The best sequels aren't encores so much as continuations, extending and deepening a story—or, better still, evoking memories of the original in a meaningful way. Even so, the idea of a follow-up to Richard Linklater's bracingly romantic 1995 all-nighter Before Sunrise seems like a terrible miscalculation: Why spoil the bittersweet ambiguity of what happens after the two lovers part ways at a Vienna train station, hastily promising to meet again six months later? And yet nine years later, as the opening shots linger in anticipation of their Paris reunion in Before Sunset, it's hard to keep from welling up. The sensation is like skipping from the first act in Jacques Demy's The Umbrellas Of Cherbourg, where lovers also part at a station, to the final scene, when they've long since moved on with their lives but experience that fresh rush of emotion all over again. Little beyond a few pleasantries are exchanged between them, but the audience can safely guess that if they said what they were thinking, they'd both confess that neither has felt love as strongly since.
The ideal way for people to see Before Sunset is to have seen the earlier film on opening day and not revisited it since, so the original rendezvous syncs up perfectly with the faded (though still vivid) imprint of the characters' memories. In Paris to promote a teasingly autobiographical novel about the affair, American author Ethan Hawke serendipitously ends a European book-signing tour at his former lover Julie Delpy's favorite bookstore. In the hour or so before Hawke has to catch a plane back to the U.S., the two resume the impassioned and literate conversation they began nine years earlier. The more time they spend together, the more intimate the discussion gets, including some heartbreaking revelations about why they didn't reunite and how they really feel about each other.

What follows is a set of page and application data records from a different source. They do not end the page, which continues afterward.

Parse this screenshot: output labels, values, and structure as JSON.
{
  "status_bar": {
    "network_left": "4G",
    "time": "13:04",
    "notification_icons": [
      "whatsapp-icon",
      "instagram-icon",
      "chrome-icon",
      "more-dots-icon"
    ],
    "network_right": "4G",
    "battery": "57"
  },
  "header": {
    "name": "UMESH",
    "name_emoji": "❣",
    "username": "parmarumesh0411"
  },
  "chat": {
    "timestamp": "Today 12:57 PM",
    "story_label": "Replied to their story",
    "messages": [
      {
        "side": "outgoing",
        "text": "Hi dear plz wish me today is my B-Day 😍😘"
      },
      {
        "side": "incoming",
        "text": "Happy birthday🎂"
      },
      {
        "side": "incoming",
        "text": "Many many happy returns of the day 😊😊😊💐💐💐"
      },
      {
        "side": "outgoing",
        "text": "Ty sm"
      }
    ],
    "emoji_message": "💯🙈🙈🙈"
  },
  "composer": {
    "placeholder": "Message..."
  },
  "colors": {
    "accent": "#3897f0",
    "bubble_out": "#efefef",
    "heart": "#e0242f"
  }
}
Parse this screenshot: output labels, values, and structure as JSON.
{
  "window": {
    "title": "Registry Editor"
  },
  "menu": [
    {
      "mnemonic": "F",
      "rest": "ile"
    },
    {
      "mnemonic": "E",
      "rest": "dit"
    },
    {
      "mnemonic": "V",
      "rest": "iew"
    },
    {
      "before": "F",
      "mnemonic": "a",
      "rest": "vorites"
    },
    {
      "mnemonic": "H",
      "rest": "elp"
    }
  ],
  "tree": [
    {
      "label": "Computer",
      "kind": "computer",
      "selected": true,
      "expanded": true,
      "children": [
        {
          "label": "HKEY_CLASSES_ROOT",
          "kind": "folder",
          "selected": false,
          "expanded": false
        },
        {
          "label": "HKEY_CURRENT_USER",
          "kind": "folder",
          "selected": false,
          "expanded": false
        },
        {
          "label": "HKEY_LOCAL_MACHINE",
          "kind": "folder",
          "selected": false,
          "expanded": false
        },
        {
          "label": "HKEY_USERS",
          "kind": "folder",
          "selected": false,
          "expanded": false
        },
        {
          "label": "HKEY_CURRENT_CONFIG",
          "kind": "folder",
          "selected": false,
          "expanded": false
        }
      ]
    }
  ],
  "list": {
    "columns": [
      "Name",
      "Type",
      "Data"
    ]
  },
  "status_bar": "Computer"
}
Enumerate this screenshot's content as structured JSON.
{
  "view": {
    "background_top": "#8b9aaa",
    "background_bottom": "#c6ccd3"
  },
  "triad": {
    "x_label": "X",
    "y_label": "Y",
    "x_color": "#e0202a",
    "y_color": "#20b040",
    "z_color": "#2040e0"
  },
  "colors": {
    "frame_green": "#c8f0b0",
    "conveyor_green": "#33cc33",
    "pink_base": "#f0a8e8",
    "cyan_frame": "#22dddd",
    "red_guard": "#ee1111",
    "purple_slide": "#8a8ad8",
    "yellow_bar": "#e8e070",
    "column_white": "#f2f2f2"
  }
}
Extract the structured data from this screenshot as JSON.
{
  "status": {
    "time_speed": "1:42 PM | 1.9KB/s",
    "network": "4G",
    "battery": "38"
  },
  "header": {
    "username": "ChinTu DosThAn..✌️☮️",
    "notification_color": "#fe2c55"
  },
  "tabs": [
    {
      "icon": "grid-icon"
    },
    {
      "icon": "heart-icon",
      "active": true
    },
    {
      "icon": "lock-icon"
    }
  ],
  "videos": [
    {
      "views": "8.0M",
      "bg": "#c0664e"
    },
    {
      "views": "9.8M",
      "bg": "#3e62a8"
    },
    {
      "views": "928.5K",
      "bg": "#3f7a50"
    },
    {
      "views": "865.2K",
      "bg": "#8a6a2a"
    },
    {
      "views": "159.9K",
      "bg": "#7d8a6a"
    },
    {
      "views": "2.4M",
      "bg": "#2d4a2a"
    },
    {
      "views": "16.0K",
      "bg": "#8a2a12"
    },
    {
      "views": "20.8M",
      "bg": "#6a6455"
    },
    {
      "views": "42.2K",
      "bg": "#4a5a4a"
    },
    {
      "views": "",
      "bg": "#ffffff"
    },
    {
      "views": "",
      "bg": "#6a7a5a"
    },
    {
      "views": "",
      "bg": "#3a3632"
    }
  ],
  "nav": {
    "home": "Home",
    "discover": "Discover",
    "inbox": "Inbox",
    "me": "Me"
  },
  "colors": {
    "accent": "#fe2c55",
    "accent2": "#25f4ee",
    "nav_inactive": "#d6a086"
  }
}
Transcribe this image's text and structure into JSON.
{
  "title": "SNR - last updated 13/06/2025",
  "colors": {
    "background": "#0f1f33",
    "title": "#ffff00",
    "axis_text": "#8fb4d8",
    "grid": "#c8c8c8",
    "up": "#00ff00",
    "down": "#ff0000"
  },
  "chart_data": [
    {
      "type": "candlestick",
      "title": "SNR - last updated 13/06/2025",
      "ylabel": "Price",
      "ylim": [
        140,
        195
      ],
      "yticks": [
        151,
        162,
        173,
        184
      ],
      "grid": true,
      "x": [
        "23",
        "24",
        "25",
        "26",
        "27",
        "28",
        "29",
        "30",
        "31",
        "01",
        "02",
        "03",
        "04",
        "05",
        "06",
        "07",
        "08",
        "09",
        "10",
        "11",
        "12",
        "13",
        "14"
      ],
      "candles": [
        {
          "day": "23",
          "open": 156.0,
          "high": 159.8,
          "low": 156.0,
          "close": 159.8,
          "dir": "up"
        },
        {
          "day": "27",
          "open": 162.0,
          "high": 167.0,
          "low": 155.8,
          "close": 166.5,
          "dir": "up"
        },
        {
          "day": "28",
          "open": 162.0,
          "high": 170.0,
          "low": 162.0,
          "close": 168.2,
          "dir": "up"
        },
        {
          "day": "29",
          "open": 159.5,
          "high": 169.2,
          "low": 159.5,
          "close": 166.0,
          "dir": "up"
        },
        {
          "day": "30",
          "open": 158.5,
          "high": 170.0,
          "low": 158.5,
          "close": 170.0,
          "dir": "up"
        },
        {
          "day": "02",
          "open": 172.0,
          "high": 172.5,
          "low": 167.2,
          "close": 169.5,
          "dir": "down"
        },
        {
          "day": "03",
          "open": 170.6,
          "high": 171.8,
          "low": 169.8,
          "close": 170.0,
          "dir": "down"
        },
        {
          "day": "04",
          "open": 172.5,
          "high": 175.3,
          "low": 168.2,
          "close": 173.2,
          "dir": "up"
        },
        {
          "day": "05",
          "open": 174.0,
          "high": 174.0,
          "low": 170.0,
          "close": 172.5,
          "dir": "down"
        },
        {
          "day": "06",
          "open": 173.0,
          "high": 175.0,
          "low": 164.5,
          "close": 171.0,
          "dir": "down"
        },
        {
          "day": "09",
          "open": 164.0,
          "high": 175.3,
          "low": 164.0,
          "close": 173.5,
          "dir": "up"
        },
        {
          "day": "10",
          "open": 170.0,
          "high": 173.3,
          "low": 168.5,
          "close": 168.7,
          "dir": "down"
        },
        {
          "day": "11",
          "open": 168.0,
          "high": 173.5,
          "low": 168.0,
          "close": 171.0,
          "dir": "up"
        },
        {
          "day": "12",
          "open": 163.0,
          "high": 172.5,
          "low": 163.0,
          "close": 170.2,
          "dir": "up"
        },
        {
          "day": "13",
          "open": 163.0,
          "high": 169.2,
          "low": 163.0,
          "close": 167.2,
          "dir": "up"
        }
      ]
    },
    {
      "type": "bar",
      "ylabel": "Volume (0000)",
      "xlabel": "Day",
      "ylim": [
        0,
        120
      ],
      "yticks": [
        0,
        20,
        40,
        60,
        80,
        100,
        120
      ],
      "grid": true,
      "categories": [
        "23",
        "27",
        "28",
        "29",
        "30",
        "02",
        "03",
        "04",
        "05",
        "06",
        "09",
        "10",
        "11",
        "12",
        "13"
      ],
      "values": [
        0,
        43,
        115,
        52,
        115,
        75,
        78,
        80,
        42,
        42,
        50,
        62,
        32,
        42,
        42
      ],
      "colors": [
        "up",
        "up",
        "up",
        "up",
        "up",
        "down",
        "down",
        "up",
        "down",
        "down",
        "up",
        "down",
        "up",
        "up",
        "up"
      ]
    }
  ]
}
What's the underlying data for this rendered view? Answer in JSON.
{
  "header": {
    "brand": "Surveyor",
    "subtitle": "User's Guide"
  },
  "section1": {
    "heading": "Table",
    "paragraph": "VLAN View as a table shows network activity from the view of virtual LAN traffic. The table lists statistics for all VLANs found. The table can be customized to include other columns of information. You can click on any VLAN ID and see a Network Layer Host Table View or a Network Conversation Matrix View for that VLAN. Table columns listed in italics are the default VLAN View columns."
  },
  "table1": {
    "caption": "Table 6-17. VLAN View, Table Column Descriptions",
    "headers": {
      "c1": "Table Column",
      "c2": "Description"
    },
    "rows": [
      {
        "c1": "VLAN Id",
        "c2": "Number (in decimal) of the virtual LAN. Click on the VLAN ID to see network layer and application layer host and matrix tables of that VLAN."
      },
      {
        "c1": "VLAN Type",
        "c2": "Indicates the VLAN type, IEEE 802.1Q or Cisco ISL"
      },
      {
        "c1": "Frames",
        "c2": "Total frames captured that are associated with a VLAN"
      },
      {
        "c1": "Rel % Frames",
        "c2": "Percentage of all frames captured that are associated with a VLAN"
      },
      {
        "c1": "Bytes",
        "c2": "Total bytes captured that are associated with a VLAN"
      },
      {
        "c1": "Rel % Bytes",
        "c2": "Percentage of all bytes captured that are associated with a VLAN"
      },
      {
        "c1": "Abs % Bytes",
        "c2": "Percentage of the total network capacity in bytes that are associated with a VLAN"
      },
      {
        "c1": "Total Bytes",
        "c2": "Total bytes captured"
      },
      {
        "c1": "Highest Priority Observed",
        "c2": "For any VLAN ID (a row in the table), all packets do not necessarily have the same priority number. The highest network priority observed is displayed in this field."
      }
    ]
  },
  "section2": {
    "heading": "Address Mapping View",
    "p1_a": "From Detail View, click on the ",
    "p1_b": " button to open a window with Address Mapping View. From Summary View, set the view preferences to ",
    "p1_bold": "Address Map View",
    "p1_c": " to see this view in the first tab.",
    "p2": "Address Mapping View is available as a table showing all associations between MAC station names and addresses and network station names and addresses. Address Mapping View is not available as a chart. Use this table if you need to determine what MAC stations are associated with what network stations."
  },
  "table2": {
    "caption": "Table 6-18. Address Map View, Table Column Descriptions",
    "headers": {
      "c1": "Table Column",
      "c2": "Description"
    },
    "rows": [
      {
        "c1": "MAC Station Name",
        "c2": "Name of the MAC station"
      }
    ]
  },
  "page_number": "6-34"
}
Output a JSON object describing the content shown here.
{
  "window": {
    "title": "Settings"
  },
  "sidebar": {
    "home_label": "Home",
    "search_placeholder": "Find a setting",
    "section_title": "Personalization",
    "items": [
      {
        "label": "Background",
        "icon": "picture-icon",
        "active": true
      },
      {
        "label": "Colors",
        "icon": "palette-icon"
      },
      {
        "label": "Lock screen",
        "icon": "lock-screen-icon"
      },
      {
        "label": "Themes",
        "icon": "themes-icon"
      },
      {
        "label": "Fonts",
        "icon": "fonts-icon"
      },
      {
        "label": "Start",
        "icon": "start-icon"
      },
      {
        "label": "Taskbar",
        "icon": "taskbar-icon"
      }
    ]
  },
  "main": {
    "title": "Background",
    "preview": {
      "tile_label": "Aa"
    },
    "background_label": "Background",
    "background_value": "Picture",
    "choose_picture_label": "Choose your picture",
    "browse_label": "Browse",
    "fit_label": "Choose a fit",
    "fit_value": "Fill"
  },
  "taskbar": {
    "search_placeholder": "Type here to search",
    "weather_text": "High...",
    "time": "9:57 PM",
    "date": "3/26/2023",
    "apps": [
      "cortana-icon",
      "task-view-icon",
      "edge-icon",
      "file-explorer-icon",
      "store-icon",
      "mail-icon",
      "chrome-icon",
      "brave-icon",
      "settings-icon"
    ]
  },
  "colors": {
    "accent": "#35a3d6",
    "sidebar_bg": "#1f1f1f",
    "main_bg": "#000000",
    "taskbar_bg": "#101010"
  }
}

When Hawke first beckoned Delpy off the train in Before Sunrise, he lured her with a half-sincere, half-smoke-and-mirrors speech about how she should take a chance or else feel some doubt in her romantic future. Though it seemed like a harmless come-on at the time, those words carry an achingly ironic resonance in Before Sunset, when the renewed pleasure they take in each other's company only deepens their regret about where life has steered them. Shooting in long takes, Linklater and his actors (who get co-screenwriting credit) allow the conversation to curlicue effortlessly from literate banter to matters of the heart, and sometimes to places in between. And, in the spirit of the original, Linklater closes with one of the best endings of its kind since George Romero's Martin.